ASSIGNMENT: Please retype the entries that follow exactly as they are, leaving the images behind.

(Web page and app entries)
--

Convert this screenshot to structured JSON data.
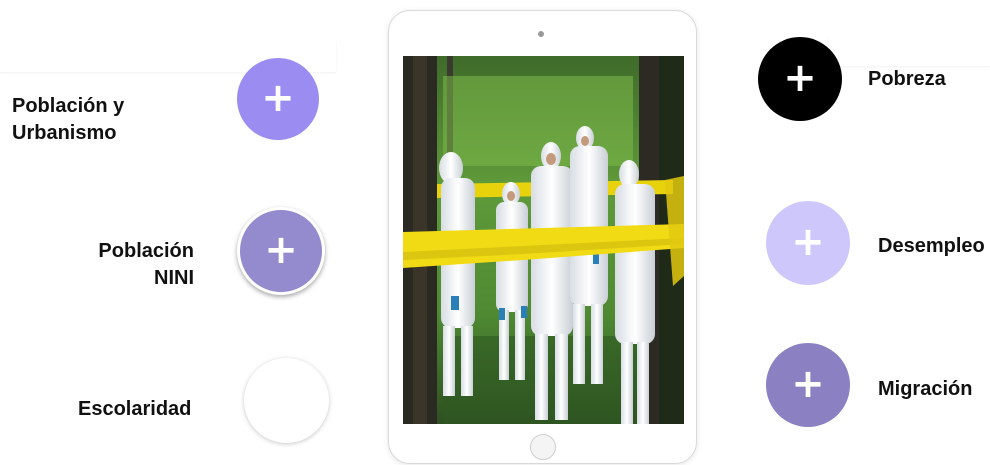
{
  "left": {
    "items": [
      {
        "label_line1": "Población y",
        "label_line2": "Urbanismo",
        "color": "#9a8cf0"
      },
      {
        "label_line1": "Población",
        "label_line2": "NINI",
        "color": "#938bce"
      },
      {
        "label_line1": "Escolaridad",
        "label_line2": "",
        "color": "#ffffff"
      }
    ]
  },
  "right": {
    "items": [
      {
        "label": "Pobreza",
        "color": "#000000"
      },
      {
        "label": "Desempleo",
        "color": "#cdc7fb"
      },
      {
        "label": "Migración",
        "color": "#8a80c2"
      }
    ]
  },
  "icons": {
    "plus": "+"
  },
  "tablet": {
    "photo": "forensic team in white protective suits behind yellow crime-scene tape in a forest"
  }
}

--

SOLUTION TO THE PROBLEM:
Convert this screenshot to structured JSON data.
{
  "left": {
    "items": [
      {
        "label_line1": "Población y",
        "label_line2": "Urbanismo",
        "color": "#9a8cf0"
      },
      {
        "label_line1": "Población",
        "label_line2": "NINI",
        "color": "#938bce"
      },
      {
        "label_line1": "Escolaridad",
        "label_line2": "",
        "color": "#ffffff"
      }
    ]
  },
  "right": {
    "items": [
      {
        "label": "Pobreza",
        "color": "#000000"
      },
      {
        "label": "Desempleo",
        "color": "#cdc7fb"
      },
      {
        "label": "Migración",
        "color": "#8a80c2"
      }
    ]
  },
  "icons": {
    "plus": "+"
  },
  "tablet": {
    "photo": "forensic team in white protective suits behind yellow crime-scene tape in a forest"
  }
}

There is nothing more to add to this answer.